Facebook losing ground to other platforms among teenagers

Posted Jun 1, 2018 by Tim Sandle
Facebook, once dominant across all generations, is losing ground to other social media platforms among teenagers. A U.S. based survey shows how the younger generation are turning to alternate channels.
Screenshot of video demo of new Facebook Reactions buttons  posted by Facebook engineer Chris Cox
Screenshot of video demo of new Facebook Reactions buttons, posted by Facebook engineer Chris Cox
Chris Cox, Facebook
There's no reduction in the amount of time that teenagers are spending on-line; if anything, the time spent engaging with digital content is growing considerably.

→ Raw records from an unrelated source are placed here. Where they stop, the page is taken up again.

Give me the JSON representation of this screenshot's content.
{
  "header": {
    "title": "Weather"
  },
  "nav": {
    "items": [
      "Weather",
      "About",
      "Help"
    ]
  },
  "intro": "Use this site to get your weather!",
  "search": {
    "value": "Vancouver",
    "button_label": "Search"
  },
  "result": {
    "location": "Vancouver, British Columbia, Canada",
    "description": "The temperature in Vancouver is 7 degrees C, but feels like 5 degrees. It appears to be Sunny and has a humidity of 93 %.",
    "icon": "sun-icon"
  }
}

Some 45 percent of U.S. teenagers indicate they are online “almost constantly.” This is based on a survey conducted by Pew Research. This proportion has almost doubled from the 24 percent who said they were always online in Pew’s previous review, which was conducted in 2014-2015.
This increased engagement with social media does not necessarily mean Facebook, and Facebook is not being used as often as it once was by the younger generation. This is a further inference from the Pew research, as analyzed by In terms of core social media use for teenagers (defined for the research as those aged between 13 and 17 years old), the Pew research indicates:
51 percent of U.S. teens use Facebook.
85 percent of teens use YouTube.
72 percent use Instagram.
69 percent use Snapchat.
Back in 2014-2015, the same demographic were using Facebook at a level of 71 percent; in other words, there has been a 20 percentage point reduction with the next wave of U.S. teenagers, and Facebook is at risk of slipping below the 50 percent use margin.
The data also indicates how rapidly things can change. According to Monica Anderson, from Pew, and as quoted by Ad Week: "The social media environment among teens is quite different from what it was just three years ago. Back then, teens' social media use mostly revolved around Facebook. Today, their habits revolve less around a single platform. At the same time we've seen this shift, teens are more digitally connected than ever."
Other findings from the survey are outlined in the companion Digital Journal article "U.S. teens spending "half-of their time" online."